North Bay man accused of fraud
Following a complaint received from a local bank, the North Bay Police Service arrested a 29-year old man at his North Bay residence yesterday afternoon and charged him with:
- One count of fraud under $5000;
- One count of identity theft; and
- One count of drawing document without authority.
It is alleged that on January 29th, 2016 and on February 1st, 2016, the accused entered a local bank with his roommate’s debit card, falsely identified himself as the cardholder and withdrew a total of $650 in cash from the account.
The accused was released from custody with a court date scheduled for April 12th, 2016.
March is National Fraud Prevention Month. Spearheaded by the Government of Canada’s Competition Bureau, Fraud Prevention Month encourages Canadians to recognize, reject and report fraud.
Protect yourself against identity fraud
- Avoid sharing your debit or credit card personal identity numbers (PIN) with others.
- Shield your PIN when using debit or credit card machines.
- When making a purchase, keep your card in sight, and make sure that the card returned to you is yours.
- Store all ID cards and other personal information in a safe place.
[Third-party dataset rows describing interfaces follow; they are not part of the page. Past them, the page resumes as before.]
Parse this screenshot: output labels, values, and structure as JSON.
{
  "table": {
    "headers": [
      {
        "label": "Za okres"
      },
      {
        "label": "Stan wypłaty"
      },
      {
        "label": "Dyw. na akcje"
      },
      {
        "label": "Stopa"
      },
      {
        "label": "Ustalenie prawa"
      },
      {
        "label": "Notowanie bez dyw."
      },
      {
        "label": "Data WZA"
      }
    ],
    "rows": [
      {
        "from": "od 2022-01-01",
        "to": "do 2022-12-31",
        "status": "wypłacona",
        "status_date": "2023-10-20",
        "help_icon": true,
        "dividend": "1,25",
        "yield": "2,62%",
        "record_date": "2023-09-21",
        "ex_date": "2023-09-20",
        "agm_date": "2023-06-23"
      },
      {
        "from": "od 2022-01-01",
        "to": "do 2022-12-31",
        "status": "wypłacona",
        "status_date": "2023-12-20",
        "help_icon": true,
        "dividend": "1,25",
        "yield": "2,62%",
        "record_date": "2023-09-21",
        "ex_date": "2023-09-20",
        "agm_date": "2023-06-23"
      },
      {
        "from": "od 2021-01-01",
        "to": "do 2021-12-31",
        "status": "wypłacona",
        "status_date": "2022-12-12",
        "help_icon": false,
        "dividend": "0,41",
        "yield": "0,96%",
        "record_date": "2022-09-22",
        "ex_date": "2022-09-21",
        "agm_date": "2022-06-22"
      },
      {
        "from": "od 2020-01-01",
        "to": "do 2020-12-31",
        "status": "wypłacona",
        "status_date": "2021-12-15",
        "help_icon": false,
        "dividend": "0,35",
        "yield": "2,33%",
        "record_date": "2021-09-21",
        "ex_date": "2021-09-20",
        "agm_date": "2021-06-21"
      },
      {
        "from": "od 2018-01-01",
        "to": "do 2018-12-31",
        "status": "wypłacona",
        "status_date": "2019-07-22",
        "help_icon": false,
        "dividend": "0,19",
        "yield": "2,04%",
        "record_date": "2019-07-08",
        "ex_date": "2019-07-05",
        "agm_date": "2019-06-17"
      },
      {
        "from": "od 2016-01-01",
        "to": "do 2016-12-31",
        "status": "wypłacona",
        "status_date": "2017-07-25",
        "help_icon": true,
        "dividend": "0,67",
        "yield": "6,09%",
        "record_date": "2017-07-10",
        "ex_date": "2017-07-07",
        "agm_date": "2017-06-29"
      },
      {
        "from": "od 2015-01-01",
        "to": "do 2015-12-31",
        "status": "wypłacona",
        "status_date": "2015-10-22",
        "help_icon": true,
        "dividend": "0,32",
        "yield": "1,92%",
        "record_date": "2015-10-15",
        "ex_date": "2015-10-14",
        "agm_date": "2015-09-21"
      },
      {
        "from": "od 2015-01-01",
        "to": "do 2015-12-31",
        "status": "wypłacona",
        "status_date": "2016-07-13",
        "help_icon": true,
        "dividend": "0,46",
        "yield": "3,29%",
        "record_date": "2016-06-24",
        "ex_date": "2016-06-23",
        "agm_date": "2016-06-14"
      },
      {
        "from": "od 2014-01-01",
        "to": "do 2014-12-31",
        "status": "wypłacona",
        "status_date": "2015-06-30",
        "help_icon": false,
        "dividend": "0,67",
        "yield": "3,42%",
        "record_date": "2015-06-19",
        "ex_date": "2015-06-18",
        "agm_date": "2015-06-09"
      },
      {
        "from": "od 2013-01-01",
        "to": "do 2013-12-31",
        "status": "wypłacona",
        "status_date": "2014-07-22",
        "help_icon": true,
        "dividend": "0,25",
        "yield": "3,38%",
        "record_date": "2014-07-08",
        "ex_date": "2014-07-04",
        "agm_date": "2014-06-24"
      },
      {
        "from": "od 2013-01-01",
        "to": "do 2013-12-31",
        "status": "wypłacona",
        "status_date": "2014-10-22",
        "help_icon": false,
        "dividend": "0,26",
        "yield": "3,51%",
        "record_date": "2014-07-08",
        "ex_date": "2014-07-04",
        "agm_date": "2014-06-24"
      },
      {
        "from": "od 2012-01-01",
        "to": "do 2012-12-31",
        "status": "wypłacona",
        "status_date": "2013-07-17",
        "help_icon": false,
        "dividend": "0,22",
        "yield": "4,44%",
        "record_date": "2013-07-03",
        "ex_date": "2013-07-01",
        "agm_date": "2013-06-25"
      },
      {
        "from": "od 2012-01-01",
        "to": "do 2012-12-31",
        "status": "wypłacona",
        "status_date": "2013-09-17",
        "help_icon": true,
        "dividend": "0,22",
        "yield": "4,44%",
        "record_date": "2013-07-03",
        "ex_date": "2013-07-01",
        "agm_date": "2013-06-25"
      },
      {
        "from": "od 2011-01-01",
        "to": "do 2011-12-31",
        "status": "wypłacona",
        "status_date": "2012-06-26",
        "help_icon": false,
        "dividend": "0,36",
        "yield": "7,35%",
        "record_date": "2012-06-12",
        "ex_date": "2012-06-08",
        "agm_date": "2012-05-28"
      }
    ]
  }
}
This includes your Social Insurance Number, birth certificate, passport and any other cards or documents that show your personal details.
- Shred all personal documents, including old credit card statements, tax receipts, or other old ID, before recycling them or throwing them out.
- Avoid leaving your personal information or cards in your vehicle or at the office unsupervised.
- Keep your wallet or purse out of reach of other people—in crowds, in shopping malls and while on public transportation.
- If you did not initiate a phone call, don’t give out any personal information or a credit card number over the phone. Instead, get a name and number from the person calling and verify that the number and company are legitimate before calling back.
- When online, make sure the website you are using is secure (look for the lock icon or the “s” in the “https” prefix in the Web address) before transmitting personal information.
The Canadian Anti-Fraud Centre (CAFC) plays a crucial role in educating the public about specific mass marketing fraud pitches and in collecting and disseminating victim evidence, statistics and documentation, all of which are made available to law enforcement agencies. To report fraud, contact the Canadian Anti-Fraud Centre (CAFC) toll free at 1-888-495-8501, or visit online at antifraudcentre-centreantifraude.ca.